The retail and wider wholesale industry is calling on European law makers, regionally and across the EU, to act on the energy crisis, warning that the sector faces threats to the future of many businesses if no action is taken.
Ahead of the Energy Council on 30 September, the Director General of European commerce trade body EuroCommerce, Christel Delberghe, launched a paper ‘Retail and wholesale and the energy crisis – an urgent need for support’, highlighting the impact of high and rising energy costs on the retail and wholesale sector and the need for urgent action and for the sector to receive EU and national support.
She says: “Alarm bells are ringing across Europe over the massive impact of energy costs on the retail and wholesale sector, threatening the future of many businesses. We call upon ministers meeting on 30 September and when implementing the regulation to recognise that our sector needs urgent help. Without such aid, circumstances will put into question our sector’s ability to effectively provide the essential service on which not only consumers, but the many ecosystems in our supply chains rely daily.”
Retail and wholesale operates with very low margins of typically 1-3%. And with companies facing a quadrupling of their energy bills, the cost of energy is in some member states now accounting for 40% of EBIDTA. Tis sees that narrow margin disappearing entirely even with larger operators. This situation is not sustainable, and its effect is already being felt, with many, particularly smaller shops, facing bankruptcy or already closing due to the cost of energy.

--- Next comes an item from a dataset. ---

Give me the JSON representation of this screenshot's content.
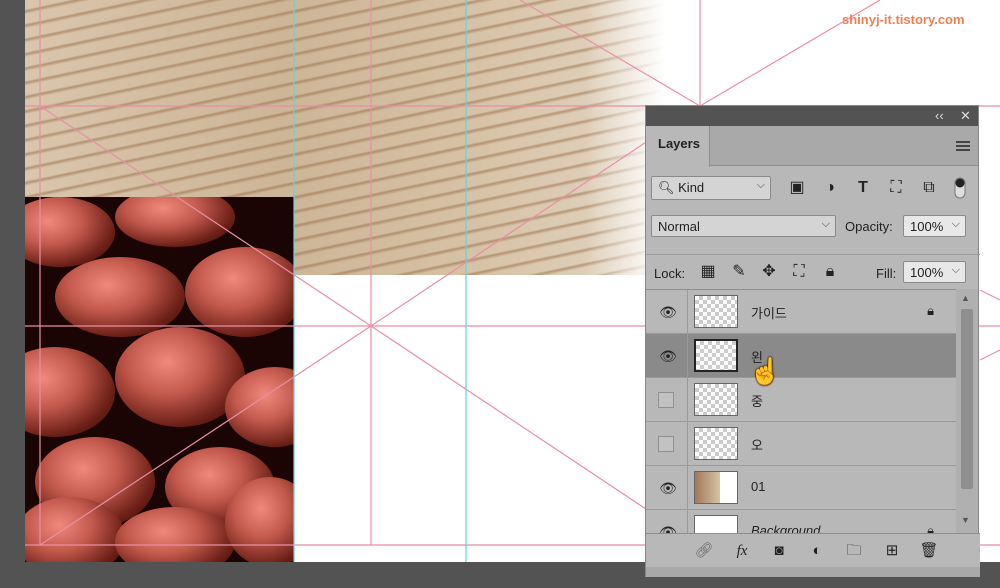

In the paper issued earlier this week, EuroCommerce welcomes the European Commission’s initiative to help households and businesses reduce the cost of energy, but asks the EU and member states to recognise the hard truth the sector is already facing.
Industry demands action
According to the pan-European retail trade body, retail and wholesale needs policymakers to act now in a number of ways.
Firstly, there must be action to avert the risk of systemic impact. An urgent reaction is needed to the real threat the present situation poses to the essential service that our sector provides to consumers and the rest of the EU economy. Some 20-50% of retailers are warning that they will go out of business in the near future without support to reduce the cumulative impact of energy costs.
Secondly, the council is being urged to ensure energy prices go down by adopting urgent action to bring down the cost of energy for final customers. This should include as a temporary and exceptional measure during this extraordinary crisis, adjustment of the merit order principle to bring about a reduction in the price of electricity.
This should also be accompanied by member states reducing national electricity taxes to the minimum (0.5%) allowed under EU law.
Finally, EuroCommerce demands help for what it says is a sector in dire need. The council must ensure that the retail and wholesale sector can fully benefit from schemes reducing the impact of high energy prices –governments have ignored our sector in favour of the manufacturing industry, and this needs to change.
The retail and wholesale sector is a major user of energy – in Germany as much as 35 TW/hrs annually – more than some industries usually considered as large energy users.
The sector is already investing significantly in saving energy, and it can be a game-changer in reducing Europe’s dependence on imported fossil fuels. It can accelerate energy-saving measures and itself generate a lot more alternative energy.
But with major pressures from the cost of energy, the rising cost of the products it sells, and consumers reacting to the cost of living crisis by cutting their expenditure, it can only do so with the help of national and EU initiatives.
This is a message EuroCommerce hopes that policymakers will take to heart and act upon urgently.